[Supplied material Boundary: Start]
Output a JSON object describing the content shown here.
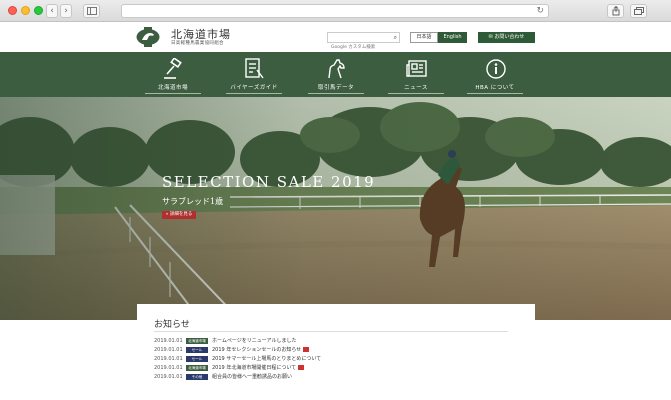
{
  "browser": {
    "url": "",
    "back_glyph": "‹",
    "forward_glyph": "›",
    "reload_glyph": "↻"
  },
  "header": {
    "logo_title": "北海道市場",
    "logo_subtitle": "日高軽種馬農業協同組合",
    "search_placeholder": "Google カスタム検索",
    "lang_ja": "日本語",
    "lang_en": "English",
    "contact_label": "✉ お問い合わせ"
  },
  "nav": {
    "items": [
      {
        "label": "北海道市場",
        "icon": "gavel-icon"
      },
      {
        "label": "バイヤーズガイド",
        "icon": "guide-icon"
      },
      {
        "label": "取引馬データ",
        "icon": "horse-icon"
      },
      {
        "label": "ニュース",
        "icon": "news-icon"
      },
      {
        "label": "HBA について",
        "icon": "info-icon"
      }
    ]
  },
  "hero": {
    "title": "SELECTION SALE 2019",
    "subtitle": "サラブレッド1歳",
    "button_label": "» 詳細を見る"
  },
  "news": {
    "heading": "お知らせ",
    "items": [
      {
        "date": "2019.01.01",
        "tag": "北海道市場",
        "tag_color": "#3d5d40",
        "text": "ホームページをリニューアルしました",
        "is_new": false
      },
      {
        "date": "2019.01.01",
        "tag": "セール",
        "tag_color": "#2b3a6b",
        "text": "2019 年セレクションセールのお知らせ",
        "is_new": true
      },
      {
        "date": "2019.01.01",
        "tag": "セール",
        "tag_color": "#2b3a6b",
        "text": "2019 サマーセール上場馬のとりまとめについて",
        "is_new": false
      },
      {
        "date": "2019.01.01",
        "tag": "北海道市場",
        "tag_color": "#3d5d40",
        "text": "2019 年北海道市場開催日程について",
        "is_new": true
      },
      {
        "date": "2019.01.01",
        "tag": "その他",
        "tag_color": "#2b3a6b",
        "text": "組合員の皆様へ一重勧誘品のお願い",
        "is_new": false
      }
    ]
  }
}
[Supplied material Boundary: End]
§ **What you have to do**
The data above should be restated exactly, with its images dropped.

§ **Answer to this problem**
Output a JSON object describing the content shown here.
{
  "browser": {
    "url": "",
    "back_glyph": "‹",
    "forward_glyph": "›",
    "reload_glyph": "↻"
  },
  "header": {
    "logo_title": "北海道市場",
    "logo_subtitle": "日高軽種馬農業協同組合",
    "search_placeholder": "Google カスタム検索",
    "lang_ja": "日本語",
    "lang_en": "English",
    "contact_label": "✉ お問い合わせ"
  },
  "nav": {
    "items": [
      {
        "label": "北海道市場",
        "icon": "gavel-icon"
      },
      {
        "label": "バイヤーズガイド",
        "icon": "guide-icon"
      },
      {
        "label": "取引馬データ",
        "icon": "horse-icon"
      },
      {
        "label": "ニュース",
        "icon": "news-icon"
      },
      {
        "label": "HBA について",
        "icon": "info-icon"
      }
    ]
  },
  "hero": {
    "title": "SELECTION SALE 2019",
    "subtitle": "サラブレッド1歳",
    "button_label": "» 詳細を見る"
  },
  "news": {
    "heading": "お知らせ",
    "items": [
      {
        "date": "2019.01.01",
        "tag": "北海道市場",
        "tag_color": "#3d5d40",
        "text": "ホームページをリニューアルしました",
        "is_new": false
      },
      {
        "date": "2019.01.01",
        "tag": "セール",
        "tag_color": "#2b3a6b",
        "text": "2019 年セレクションセールのお知らせ",
        "is_new": true
      },
      {
        "date": "2019.01.01",
        "tag": "セール",
        "tag_color": "#2b3a6b",
        "text": "2019 サマーセール上場馬のとりまとめについて",
        "is_new": false
      },
      {
        "date": "2019.01.01",
        "tag": "北海道市場",
        "tag_color": "#3d5d40",
        "text": "2019 年北海道市場開催日程について",
        "is_new": true
      },
      {
        "date": "2019.01.01",
        "tag": "その他",
        "tag_color": "#2b3a6b",
        "text": "組合員の皆様へ一重勧誘品のお願い",
        "is_new": false
      }
    ]
  }
}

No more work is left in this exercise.